And why that love won't guarantee top spot forever...At a recent conference organised by a silicon.com sister company, it became apparent just how loved the BlackBerry has become. Attendees didn't talk about generic mobile email and rarely mentioned a dozen other hardware or software names in this space.
Instead, panel after panel, they all kept on saying how much they love their BlackBerrys. It's a wonder that RIM, the maker of the device and its related server software, should ever do any advertising again.
This publication has spoken before about 'Hoover brands'. We are referring to things such as the BlackBerry or iPod, Xerox or biro - products so successful they become synonymous with a whole category.
But do such associations hold when sales dip? How many of us refer to a Dyson vacuum cleaner as a Hoover?
The point is that right now not only does RIM have a good product in the form of the BlackBerry but it has mindshare, especially among executives who sign off corporate rollouts rather than techies who are likely to be more knowledgeable about other options.
This week, like most others, will see BlackBerry alternatives make some progress. Software options such as GoodLink, Smartner and Visto sit on top of various mobile devices and provide BlackBerry-style email connectivity. A user may not always know it - as this software can power an operator's service, as was the case with Vodafone and Visto recently - but these offerings are growing in usage.
Yesterday we wrote about Marks and Spencer going for an all-Microsoft mobile messaging environment, connecting Exchange servers to smart phones (from Qtek) running a Microsoft operating system.
This is only a relatively small trial, for now, but we'd wager it's a cheaper set-up compared to BlackBerry Enterprise Server and BlackBerry devices.
Other rollouts we have covered show blue chip organisations considering a mix of end user devices, as was the case with British Airways.
RIM, with BlackBerry, has one hell of a lead right now and we admire an approach that puts simplicity front and centre.
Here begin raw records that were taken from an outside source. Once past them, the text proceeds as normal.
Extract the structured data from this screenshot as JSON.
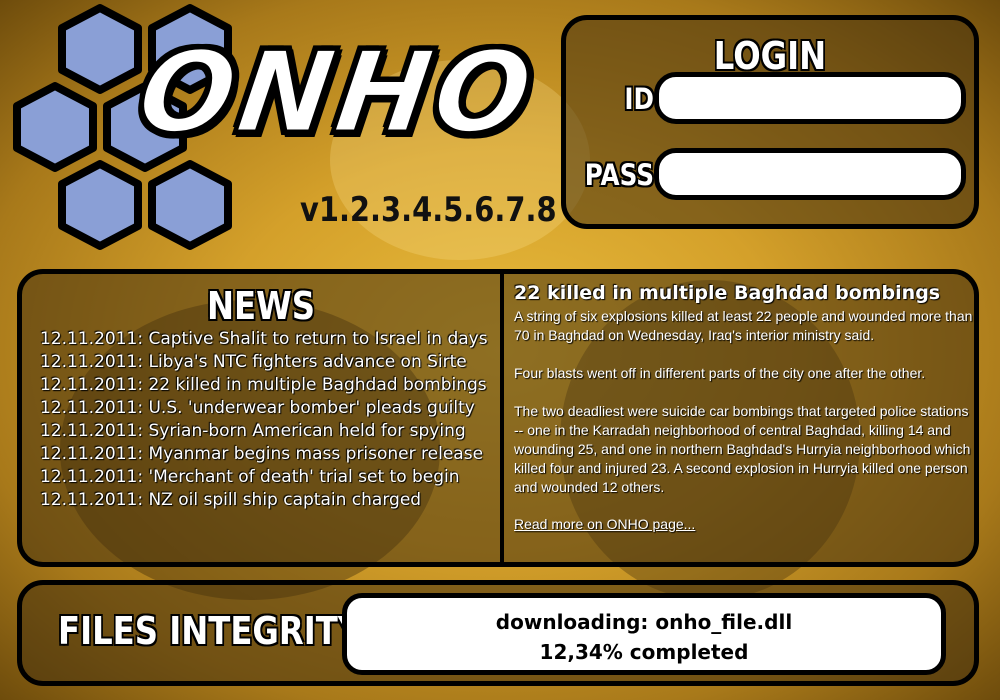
{
  "logo": {
    "text": "ONHO",
    "version": "v1.2.3.4.5.6.7.8"
  },
  "login": {
    "title": "LOGIN",
    "id_label": "ID",
    "pass_label": "PASS",
    "id_value": "",
    "pass_value": ""
  },
  "news": {
    "title": "NEWS",
    "items": [
      "12.11.2011: Captive Shalit to return to Israel in days",
      "12.11.2011: Libya's NTC fighters advance on Sirte",
      "12.11.2011: 22 killed in multiple Baghdad bombings",
      "12.11.2011: U.S. 'underwear bomber' pleads guilty",
      "12.11.2011: Syrian-born American held for spying",
      "12.11.2011: Myanmar begins mass prisoner release",
      "12.11.2011: 'Merchant of death' trial set to begin",
      "12.11.2011: NZ oil spill ship captain charged"
    ]
  },
  "article": {
    "title": "22 killed in multiple Baghdad bombings",
    "paragraphs": [
      "A string of six explosions killed at least 22 people and wounded more than 70 in Baghdad on Wednesday, Iraq's interior ministry said.",
      "Four blasts went off in different parts of the city one after the other.",
      "The two deadliest were suicide car bombings that targeted police stations -- one in the Karradah neighborhood of central Baghdad, killing 14 and wounding 25, and one in northern Baghdad's Hurryia neighborhood which killed four and injured 23. A second explosion in Hurryia killed one person and wounded 12 others."
    ],
    "read_more": "Read more on ONHO page..."
  },
  "files": {
    "title": "FILES INTEGRITY",
    "status_line1": "downloading: onho_file.dll",
    "status_line2": "12,34% completed",
    "progress_percent": 12.34
  },
  "colors": {
    "hexagon": "#8a9fd6",
    "background": "#d4a02a",
    "panel_border": "#000000"
  }
}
But mobilising a workforce is too big an opportunity for others in the industry to approach as anything other than a top priority.
Our less than surprising prediction: RIM's lead will diminish.
And here's hoping that just means more choices for enterprises looking to buy.